Our next stop along the way was the Parker Ridge Trail. It’s a fairly steep hike (about 1.5 miles one way), but it’s totally worth the effort. Parker Ridge Trail offers incredible views of the Canadian Rockies and the Saskatchewan Glacier, which is the largest outflow glacier in the Columbia Icefield. On our hike to the top, we saw a pika and overheard a girl say she saw a mountain goat at the top. I’m not sure if it was the time of day or what, but once we reached the summit, my dad and I had Parker Ridge all to ourselves. We only saw two other people at the top, and we crossed them on the trail when we were about to make our way down.
We wrapped up our drive along the Icefields Parkway with stops at Athabasca Glacier, Tangle Falls, Sunwapta Falls, and Athabasca Falls. In all, it took us 11 hours to drive from Banff to Jasper, but that accounted for all the stops, picture-taking, and hiking that we did. Without stops on the way home, it was about a three and a half hour drive.
The Icefields Parkway is hyped as one of the most scenic drives in the world. It’s hard to argue that. I’d love to see a more scenic drive in my life, but I’m not sure it’s possible. If you have time to drive the Icefields Parkway — do it!
BANFF | DAY 4
My dad and I had to catch our flight home on our fourth day, so we decided to stay in Banff again.
Lacking time, we took a ride to the top of Sulphur Mountain on the Banff Gondola. It was really crowded and expensive but the views were pretty cool. There is a boardwalk at the top of the mountain you can stroll along. The .6 mile hike (one way) leads you to an old weather station/cabin, which is now a national historic site. There are other hiking trails in the area to meander around, too. Some people even hike to the top of Sulphur Mountain and take the gondola down.
While we were at the top of Sulphur Mountain, we spotted a mountain goat and her baby near the lodge.
After our trip on the Banff Gondola, we hopped in our car and drove to Calgary for our flight.
I’ll be honest — I wondered if Banff and Lake Louise would be all that impressive.
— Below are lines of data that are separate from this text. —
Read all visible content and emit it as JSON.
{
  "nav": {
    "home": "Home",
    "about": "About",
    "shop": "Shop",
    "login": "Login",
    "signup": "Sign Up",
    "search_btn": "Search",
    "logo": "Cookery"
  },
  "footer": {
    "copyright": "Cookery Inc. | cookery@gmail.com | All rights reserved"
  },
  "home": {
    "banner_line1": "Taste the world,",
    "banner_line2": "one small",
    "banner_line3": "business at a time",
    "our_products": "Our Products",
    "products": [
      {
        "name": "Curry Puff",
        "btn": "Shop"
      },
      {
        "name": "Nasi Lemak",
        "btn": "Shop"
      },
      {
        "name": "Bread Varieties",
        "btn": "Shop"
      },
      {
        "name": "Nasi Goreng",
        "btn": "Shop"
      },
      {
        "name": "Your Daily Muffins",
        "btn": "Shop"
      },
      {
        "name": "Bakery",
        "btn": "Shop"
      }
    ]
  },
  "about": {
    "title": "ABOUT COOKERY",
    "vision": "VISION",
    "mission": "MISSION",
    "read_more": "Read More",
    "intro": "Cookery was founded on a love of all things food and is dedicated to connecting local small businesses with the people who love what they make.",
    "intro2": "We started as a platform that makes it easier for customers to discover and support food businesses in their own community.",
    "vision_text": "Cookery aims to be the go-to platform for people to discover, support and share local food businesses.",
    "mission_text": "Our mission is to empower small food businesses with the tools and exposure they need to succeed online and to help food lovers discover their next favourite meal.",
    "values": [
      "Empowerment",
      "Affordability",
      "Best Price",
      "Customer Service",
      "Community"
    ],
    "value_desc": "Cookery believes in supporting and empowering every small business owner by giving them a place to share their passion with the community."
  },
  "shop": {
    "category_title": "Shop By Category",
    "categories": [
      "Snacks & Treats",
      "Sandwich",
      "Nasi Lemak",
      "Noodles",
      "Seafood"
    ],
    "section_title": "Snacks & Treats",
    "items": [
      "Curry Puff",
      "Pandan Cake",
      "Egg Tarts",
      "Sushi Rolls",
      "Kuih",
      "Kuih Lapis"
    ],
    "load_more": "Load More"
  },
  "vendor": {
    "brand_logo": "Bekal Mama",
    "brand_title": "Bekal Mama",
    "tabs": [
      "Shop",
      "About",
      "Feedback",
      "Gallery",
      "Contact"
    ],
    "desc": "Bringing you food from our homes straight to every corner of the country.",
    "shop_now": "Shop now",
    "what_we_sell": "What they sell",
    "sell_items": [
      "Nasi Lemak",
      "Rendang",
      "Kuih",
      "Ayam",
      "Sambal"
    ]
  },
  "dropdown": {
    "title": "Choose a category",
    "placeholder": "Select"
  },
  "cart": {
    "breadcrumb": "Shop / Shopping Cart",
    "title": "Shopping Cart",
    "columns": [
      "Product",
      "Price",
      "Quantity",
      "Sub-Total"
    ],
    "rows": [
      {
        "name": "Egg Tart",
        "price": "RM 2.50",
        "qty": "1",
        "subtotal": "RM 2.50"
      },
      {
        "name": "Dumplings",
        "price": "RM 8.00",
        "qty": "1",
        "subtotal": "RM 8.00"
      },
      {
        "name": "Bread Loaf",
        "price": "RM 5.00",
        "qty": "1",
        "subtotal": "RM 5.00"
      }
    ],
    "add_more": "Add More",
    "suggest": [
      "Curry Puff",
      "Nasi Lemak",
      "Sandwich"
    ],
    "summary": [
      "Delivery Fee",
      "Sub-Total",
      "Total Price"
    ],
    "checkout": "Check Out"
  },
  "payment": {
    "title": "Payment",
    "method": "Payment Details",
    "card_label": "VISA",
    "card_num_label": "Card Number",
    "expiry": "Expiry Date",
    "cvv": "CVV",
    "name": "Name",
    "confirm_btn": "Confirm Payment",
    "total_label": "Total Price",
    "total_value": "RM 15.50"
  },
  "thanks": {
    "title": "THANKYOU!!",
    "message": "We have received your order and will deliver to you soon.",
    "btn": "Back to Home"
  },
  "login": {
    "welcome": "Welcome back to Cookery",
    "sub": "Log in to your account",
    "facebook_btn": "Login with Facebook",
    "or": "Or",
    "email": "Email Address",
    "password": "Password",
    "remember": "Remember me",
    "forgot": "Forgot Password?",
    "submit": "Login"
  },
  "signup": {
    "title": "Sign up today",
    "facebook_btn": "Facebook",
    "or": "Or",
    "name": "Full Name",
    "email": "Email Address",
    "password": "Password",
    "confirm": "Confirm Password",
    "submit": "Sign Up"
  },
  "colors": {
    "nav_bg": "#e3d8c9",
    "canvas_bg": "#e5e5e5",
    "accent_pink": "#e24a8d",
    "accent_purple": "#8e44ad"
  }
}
Yes, I’d seen hundreds of pictures, but I just wasn’t sure it would blow my mind. Living in Seattle, we get to see mountains, lakes, and rivers all the time. Well, after making the trip, it’s easy for me to say the Canadian Rockies exceeded my expectations. Banff is an incredible area that I would recommend to everyone, especially if you’re willing to get off the beaten path and explore.
Have you ever visited Banff, Lake Louise, and the Canadian Rockies? How was your experience? We’d love to hear all about it. Please leave a comment below or connect with us on Facebook, Twitter, and Instagram. Don’t forget to visit Seattle Bloggers for more cool getaways from the Emerald City and much more!